Dataset excerpts:
= Beginning of Section =
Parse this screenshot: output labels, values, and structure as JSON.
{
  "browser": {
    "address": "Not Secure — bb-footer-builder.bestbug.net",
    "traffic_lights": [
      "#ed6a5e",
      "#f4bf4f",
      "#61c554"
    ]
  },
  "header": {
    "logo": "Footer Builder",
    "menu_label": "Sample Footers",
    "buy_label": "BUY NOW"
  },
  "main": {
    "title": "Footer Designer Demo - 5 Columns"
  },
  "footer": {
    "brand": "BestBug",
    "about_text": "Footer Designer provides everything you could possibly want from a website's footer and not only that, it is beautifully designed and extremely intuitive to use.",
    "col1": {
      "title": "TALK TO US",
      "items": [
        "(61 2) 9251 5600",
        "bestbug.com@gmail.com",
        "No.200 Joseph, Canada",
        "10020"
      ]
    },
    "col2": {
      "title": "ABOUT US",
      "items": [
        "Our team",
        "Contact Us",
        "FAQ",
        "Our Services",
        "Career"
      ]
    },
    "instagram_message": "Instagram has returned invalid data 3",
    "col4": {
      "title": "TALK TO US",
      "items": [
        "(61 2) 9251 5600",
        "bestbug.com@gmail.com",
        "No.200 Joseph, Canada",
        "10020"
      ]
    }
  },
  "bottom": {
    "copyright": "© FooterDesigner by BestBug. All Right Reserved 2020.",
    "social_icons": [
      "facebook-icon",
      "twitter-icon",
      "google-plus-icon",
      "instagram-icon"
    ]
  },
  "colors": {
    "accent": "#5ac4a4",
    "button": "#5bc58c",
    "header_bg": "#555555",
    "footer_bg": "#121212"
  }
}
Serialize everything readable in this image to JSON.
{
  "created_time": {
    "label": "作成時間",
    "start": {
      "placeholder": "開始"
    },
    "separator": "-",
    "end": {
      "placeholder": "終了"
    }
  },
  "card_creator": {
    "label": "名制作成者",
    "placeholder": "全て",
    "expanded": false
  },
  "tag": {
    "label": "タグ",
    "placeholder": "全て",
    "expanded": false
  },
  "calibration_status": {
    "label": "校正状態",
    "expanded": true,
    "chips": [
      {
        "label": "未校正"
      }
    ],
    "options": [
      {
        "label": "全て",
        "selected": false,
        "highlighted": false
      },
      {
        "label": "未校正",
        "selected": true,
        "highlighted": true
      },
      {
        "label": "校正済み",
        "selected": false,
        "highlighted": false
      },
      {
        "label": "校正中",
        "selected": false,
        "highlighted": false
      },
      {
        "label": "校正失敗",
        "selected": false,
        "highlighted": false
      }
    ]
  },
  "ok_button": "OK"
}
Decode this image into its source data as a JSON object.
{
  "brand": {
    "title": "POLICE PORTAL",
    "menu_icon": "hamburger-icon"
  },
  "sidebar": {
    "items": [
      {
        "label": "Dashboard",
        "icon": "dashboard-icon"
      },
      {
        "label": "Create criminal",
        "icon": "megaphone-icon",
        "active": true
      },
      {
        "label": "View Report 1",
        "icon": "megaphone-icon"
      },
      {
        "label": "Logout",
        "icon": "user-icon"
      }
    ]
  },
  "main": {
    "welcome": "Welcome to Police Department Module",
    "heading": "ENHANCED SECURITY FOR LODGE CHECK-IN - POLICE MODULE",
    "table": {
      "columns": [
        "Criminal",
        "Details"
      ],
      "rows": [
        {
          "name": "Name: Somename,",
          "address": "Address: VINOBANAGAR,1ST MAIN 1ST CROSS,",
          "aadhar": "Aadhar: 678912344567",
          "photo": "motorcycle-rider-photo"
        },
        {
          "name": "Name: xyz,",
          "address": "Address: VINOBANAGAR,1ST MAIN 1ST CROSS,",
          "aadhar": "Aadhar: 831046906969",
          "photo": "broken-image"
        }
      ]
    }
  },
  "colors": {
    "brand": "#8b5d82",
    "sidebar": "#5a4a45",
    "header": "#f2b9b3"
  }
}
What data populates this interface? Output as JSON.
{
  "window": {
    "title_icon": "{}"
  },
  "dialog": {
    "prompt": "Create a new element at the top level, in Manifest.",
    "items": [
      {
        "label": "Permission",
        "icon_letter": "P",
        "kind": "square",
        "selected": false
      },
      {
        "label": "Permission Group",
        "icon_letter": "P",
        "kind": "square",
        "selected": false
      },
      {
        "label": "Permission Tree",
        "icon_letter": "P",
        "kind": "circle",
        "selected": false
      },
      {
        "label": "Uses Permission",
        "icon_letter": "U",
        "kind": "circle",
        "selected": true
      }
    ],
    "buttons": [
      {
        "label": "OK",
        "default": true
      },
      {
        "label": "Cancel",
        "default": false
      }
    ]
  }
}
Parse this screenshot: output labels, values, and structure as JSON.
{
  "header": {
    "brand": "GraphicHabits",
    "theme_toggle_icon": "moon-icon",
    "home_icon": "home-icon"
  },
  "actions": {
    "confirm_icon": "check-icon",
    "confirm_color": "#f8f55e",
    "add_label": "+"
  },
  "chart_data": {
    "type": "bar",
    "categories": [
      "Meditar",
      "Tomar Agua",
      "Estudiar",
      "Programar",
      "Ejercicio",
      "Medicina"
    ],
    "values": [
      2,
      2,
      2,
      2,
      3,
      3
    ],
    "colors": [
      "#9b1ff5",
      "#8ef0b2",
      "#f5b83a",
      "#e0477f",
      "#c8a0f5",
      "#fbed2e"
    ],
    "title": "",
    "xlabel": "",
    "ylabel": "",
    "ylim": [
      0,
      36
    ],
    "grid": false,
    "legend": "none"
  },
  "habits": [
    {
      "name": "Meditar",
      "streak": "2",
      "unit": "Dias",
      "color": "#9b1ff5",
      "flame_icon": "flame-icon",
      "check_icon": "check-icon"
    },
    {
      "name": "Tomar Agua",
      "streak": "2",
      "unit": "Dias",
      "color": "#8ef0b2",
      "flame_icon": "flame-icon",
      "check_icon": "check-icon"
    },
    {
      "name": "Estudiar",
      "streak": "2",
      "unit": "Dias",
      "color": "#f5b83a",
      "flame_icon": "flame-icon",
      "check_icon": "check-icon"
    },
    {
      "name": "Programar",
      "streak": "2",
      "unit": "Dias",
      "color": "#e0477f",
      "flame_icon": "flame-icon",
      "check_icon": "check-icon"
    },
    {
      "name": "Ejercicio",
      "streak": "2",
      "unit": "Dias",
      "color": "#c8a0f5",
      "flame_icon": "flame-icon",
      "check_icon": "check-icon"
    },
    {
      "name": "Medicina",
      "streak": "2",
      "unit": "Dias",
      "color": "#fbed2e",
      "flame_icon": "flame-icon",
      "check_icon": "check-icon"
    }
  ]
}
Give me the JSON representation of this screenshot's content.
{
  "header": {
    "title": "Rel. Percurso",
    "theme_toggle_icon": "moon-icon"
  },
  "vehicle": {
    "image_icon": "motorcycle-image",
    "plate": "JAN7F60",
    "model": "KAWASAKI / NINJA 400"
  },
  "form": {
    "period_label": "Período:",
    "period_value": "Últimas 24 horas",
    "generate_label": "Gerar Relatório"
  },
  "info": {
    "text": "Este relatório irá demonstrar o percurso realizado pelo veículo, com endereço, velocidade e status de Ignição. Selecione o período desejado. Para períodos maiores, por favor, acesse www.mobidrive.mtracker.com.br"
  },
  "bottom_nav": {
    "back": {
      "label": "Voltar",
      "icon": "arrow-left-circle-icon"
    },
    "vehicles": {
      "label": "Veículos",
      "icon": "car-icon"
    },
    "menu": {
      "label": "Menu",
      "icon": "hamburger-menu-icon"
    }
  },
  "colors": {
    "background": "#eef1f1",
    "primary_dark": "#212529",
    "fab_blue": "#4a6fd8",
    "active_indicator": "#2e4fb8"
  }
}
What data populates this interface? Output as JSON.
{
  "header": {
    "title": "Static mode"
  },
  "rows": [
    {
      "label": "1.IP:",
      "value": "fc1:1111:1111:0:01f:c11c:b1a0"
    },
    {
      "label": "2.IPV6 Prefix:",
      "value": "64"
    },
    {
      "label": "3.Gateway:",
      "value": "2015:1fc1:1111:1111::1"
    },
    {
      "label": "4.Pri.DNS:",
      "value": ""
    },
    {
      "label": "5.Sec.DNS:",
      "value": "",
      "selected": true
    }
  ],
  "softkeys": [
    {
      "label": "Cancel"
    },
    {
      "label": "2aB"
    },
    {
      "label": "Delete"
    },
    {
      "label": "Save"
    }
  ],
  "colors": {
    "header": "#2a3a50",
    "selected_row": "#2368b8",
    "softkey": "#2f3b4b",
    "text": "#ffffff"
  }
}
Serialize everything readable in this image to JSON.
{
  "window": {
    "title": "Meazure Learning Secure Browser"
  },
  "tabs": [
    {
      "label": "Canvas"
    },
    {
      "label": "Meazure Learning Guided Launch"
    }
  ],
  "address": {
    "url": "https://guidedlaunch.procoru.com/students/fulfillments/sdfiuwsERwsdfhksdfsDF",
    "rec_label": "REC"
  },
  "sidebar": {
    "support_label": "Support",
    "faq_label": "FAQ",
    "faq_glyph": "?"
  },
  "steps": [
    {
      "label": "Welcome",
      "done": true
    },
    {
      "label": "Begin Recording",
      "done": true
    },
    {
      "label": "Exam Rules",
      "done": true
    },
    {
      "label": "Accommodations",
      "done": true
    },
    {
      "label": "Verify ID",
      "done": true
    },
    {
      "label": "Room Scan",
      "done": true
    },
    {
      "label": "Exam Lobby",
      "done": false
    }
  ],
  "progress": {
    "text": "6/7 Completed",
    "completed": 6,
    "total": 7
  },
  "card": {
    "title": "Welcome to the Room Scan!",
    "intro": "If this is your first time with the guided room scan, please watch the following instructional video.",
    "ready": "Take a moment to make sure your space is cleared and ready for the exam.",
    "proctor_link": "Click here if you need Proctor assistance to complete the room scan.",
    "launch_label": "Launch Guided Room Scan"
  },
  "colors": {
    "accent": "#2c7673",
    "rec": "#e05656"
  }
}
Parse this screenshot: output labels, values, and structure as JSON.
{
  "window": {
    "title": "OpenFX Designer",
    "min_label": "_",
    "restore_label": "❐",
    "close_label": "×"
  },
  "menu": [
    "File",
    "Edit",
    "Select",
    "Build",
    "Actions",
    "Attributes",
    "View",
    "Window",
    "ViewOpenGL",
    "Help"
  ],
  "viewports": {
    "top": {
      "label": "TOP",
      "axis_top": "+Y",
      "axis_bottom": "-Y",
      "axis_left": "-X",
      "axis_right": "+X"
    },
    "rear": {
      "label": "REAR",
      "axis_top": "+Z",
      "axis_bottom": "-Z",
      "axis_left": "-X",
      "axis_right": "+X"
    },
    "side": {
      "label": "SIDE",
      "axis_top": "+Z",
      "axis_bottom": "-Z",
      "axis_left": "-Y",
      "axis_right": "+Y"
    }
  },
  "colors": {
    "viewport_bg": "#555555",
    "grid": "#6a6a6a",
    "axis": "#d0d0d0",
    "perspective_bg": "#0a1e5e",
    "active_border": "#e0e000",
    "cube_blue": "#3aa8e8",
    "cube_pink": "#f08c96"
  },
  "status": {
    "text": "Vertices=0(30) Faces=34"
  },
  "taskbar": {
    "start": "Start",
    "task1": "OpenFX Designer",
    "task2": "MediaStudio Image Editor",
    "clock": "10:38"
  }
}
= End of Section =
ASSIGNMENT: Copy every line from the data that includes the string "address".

ANSWER SECTION:
    "address": "Not Secure — bb-footer-builder.bestbug.net",
          "address": "Address: VINOBANAGAR,1ST MAIN 1ST CROSS,",
          "address": "Address: VINOBANAGAR,1ST MAIN 1ST CROSS,",
  "address": {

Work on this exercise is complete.